Per capita income grows, slowly
KATHMANDU, JUL 15 -
In a mix of good news and bad news about the country’s economy this fiscal, the per capita income of a Nepali stands at $742, while the growth rate in the income is the slowest in the last three years.
The Economic Survey 2011-12 released on Saturday shows that after two years of impressive growth, the country’s per capita income increased by only $26, an increment of just 3 percent as compared to last year.
The last two fiscal years (2009-10 & 2010-11) had witnessed a remarkable growth in the per capita income, with each year seeing a growth over to $ 100. The per capita income in the fiscal year 2009-10 had increased by $113 and by $101 in the year 2010-11.
“The per capita income has been growing due to the growth in remittance and increased agriculture production,” said Dipendra Bahadur Kshetry, the vice-chairman of the National Planning Commission (NPC). “However, a quantum jump seen in the per capita income in the last two fiscal years did not happen this year due to the weak industrial sector.”
Thanks to impressive performance of the agriculture sector, the gross domestic product (GDP) stood at 4.6 percent, a three-year high. The GDP growth was 3.8 percent in 2010-11 and 4.3 percent in 2009-10.

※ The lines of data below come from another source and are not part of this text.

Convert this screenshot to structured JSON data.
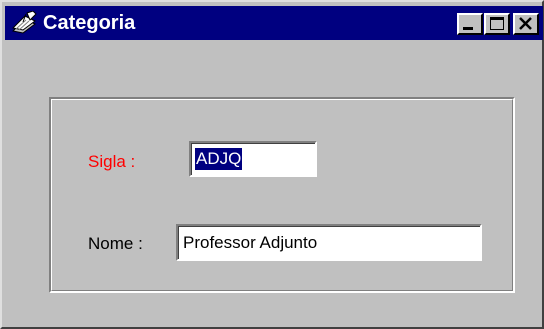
{
  "window": {
    "title": "Categoria",
    "title_icon": "notebook-pen-icon",
    "colors": {
      "titlebar": "#000080",
      "face": "#c0c0c0",
      "selection": "#000080",
      "required_label": "#ff0000"
    }
  },
  "titlebar_buttons": {
    "minimize_icon": "minimize-icon",
    "maximize_icon": "maximize-icon",
    "close_icon": "close-icon"
  },
  "form": {
    "sigla": {
      "label": "Sigla :",
      "value": "ADJQ",
      "selected": true
    },
    "nome": {
      "label": "Nome :",
      "value": "Professor Adjunto"
    }
  }
}
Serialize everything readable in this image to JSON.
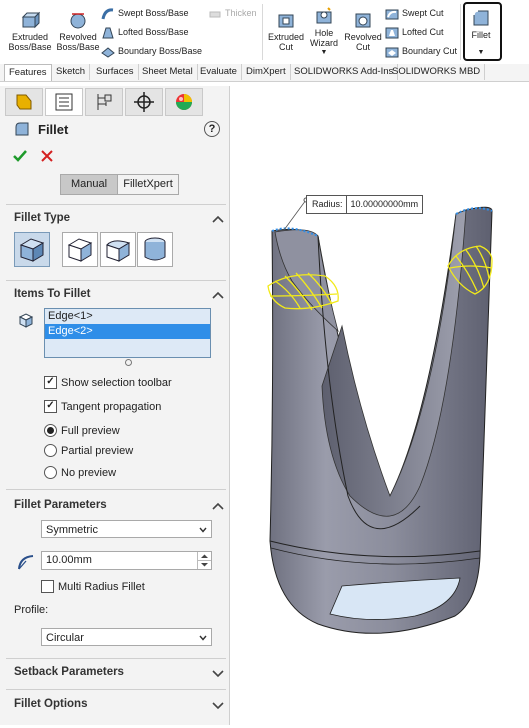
{
  "ribbon": {
    "extruded_boss": "Extruded Boss/Base",
    "revolved_boss": "Revolved Boss/Base",
    "swept_boss": "Swept Boss/Base",
    "lofted_boss": "Lofted Boss/Base",
    "boundary_boss": "Boundary Boss/Base",
    "thicken": "Thicken",
    "extruded_cut": "Extruded Cut",
    "hole_wizard": "Hole Wizard",
    "revolved_cut": "Revolved Cut",
    "swept_cut": "Swept Cut",
    "lofted_cut": "Lofted Cut",
    "boundary_cut": "Boundary Cut",
    "fillet": "Fillet"
  },
  "tabs": [
    "Features",
    "Sketch",
    "Surfaces",
    "Sheet Metal",
    "Evaluate",
    "DimXpert",
    "SOLIDWORKS Add-Ins",
    "SOLIDWORKS MBD"
  ],
  "pm": {
    "title": "Fillet",
    "help": "?",
    "mode_manual": "Manual",
    "mode_xpert": "FilletXpert",
    "fillet_type_title": "Fillet Type",
    "items_title": "Items To Fillet",
    "items": [
      "Edge<1>",
      "Edge<2>"
    ],
    "show_toolbar": "Show selection toolbar",
    "tangent": "Tangent propagation",
    "full_preview": "Full preview",
    "partial_preview": "Partial preview",
    "no_preview": "No preview",
    "params_title": "Fillet Parameters",
    "symmetric": "Symmetric",
    "radius": "10.00mm",
    "multi_radius": "Multi Radius Fillet",
    "profile_label": "Profile:",
    "profile_value": "Circular",
    "setback_title": "Setback Parameters",
    "options_title": "Fillet Options"
  },
  "viewport": {
    "callout_label": "Radius:",
    "callout_value": "10.00000000mm"
  },
  "colors": {
    "accent_green": "#1e9a2a",
    "cancel_red": "#d42020",
    "selection_blue": "#2f8ee8",
    "model_gray": "#8a8c9a",
    "preview_yellow": "#f2ea1a"
  }
}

This fiscal, the agriculture sector grew by 4.93 percent—the best in the last four years. According to the survey, the country’s food production rose by 9.9 percent to reach a record high of 9.45 million tonnes this year.The industrial sector has been hit by unfavourable business environment that has resulted in its meagre growth this year, the lowest in three years.
The survey shows that the industrial sector’s growth has remained 1.2 percent on an average in the last five years. The growth of the sector was 2.9 percent last fiscal and 4.1 percent the previous year “This is a clear indication of little investment and whatever has been invested is not in the productive sector,” said Jagadish Chandra Pokharel, the former vice-chairman of the NPC. “Despite the declaration of the FY 2012-13 as investment year, we failed to attract investment.”
The unfavourable investment climate is also reflected in the decreasing private sector investment. According to the survey, private sector investment, as compared to GDP, has been on a three-year low at 15.3 percent this fiscal. It was 16.3 percent last year (2010-11) and 17.7 percent the previous year. “Without necessary infrastructure like electricity, road and harmonious labour relations, there is hardly any possibility of better investment in the country,” said Kshetry.
Despite this, the economic indicators show some good signs. The savings of Nepalis have gone up, balance of payment (BoP) surplus has reached a record high, foreign exchange reserve has touched a record high, while tourism income and remittance inflow have also gone up significantly. The BoP surplus has reached Rs 1.12 billion as of the first 10 months of the fiscal year, according to Nepal Rastra Bank. The savings against GDP has gone up 10 percent from the 8.6 percent last year, according to the survey. “This is a good indication for the economy,” said Pokharel. “However, it cannot be called good altogether if better saving has been achieved at the cost of investment.”
The survey shows that the government needs to buck up when it comes to infrastructure development against the backdrop of dismal performance in road expansion and hydroelectricity generation.
Posted on: 2012-07-15 08:23